- Password protection and Serviceware monitoring
- Filtered search results ranked according to five factors
- Pre-set automated workflows
Price: $10 for the Starter Plan
Quip has a powerful documents tool that lets you create or upload new knowledge base articles. You can upload spreadsheets, slideshows, customer conversations, and an array of file types to ensure all of your company data is stored in one place.
Quip also comes with an internal chat function so your team can work together when creating content. By collaborating in real-time, your team will avoid miscommunication that typically leads to inaccurate or confusing content.
- Flexible templates
- Unlimited documents
- Mobile-ready spreadsheets
- Team chat rooms
Price: Contact for Pricing
ServiceNow offers knowledge management solutions that are both internal and customer-facing. The internal options help IT teams manage and record incoming service requests by saving service interactions to a central database. This helps IT teams create knowledge base articles that are based on common employee problems.
- Machine learning capabilities
- Feedback management
- KCS v6 verification
Price: $25 for the Basic Plan
Bloomfire is a cloud-based knowledge management software that encourages both employees and customers to be self-sufficient. It uses AI-generated tags to categorize information, making your most-used data easier to access.
It also supports a wide range of integrations so you can connect tools like Slack, Dropbox, and Google Drive to your central database. This way, you can upload existing documents into Bloomfire and then transform them into self-service knowledge base articles.

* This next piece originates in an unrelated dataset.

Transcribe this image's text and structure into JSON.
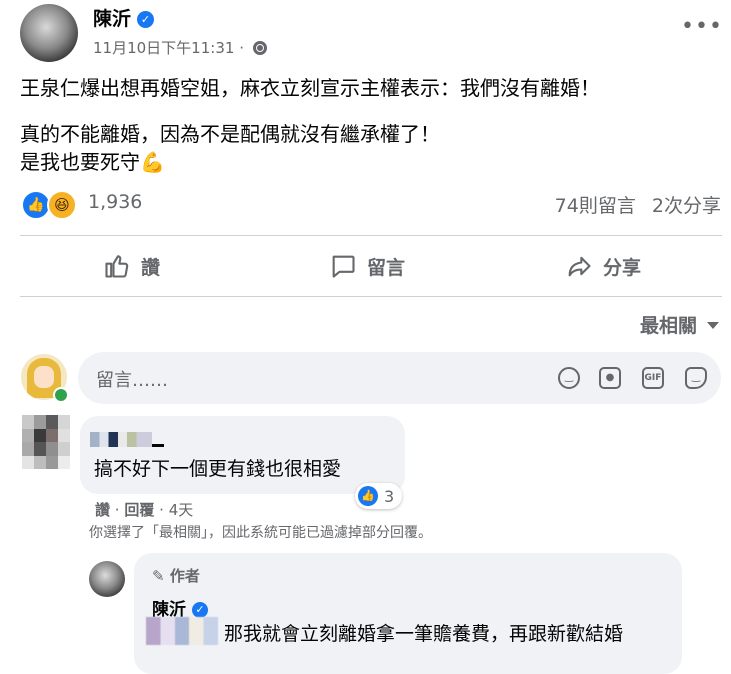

- Automated content tagging
- Unlimited storage
- Usage reporting insights
Price: Free to start
Tettra is a knowledge management solution designed for internal teams. It's intuitive, and has an interface that's easy to use and navigate. Its most notable feature is its Slack option that lets users ask questions through their Slack app. This way, employees can search and share answers from your knowledge base without leaving their internal messaging tool.
- 30-day version history
- Slack Q&A
- Google groups integration
Price: Contact for pricing
IntelligenceBank is an all-in-one tool that helps your service team align with your sales and marketing efforts. For example, in addition to its service features, it also has sales enablement features that ensure your sales team has the most current customer data. These options let sales reps customize proposals and send alerts to managers whenever new items are available.
- 250+ GB of data storage
- Project calendar and planner
- Online document management with advanced search
Price: Contact for pricing
OpenKM is an open source knowledge base and content management system. It helps organize, share, and evaluate the information you want in your knowledge base.
With OpenKM you have the ability to create more than one content library as well as provide access to your website visitors and entire org (e.g. say you were building an internal directory).
- Open-source knowledge base
- Review, approval, and validation workflows
- Task management
Whether you're using knowledge management software for internal or external use, you'll want to keep these tools in mind before your next onboarding.
Editor's note: This post was originally published in November 2020 and has been updated for comprehensiveness.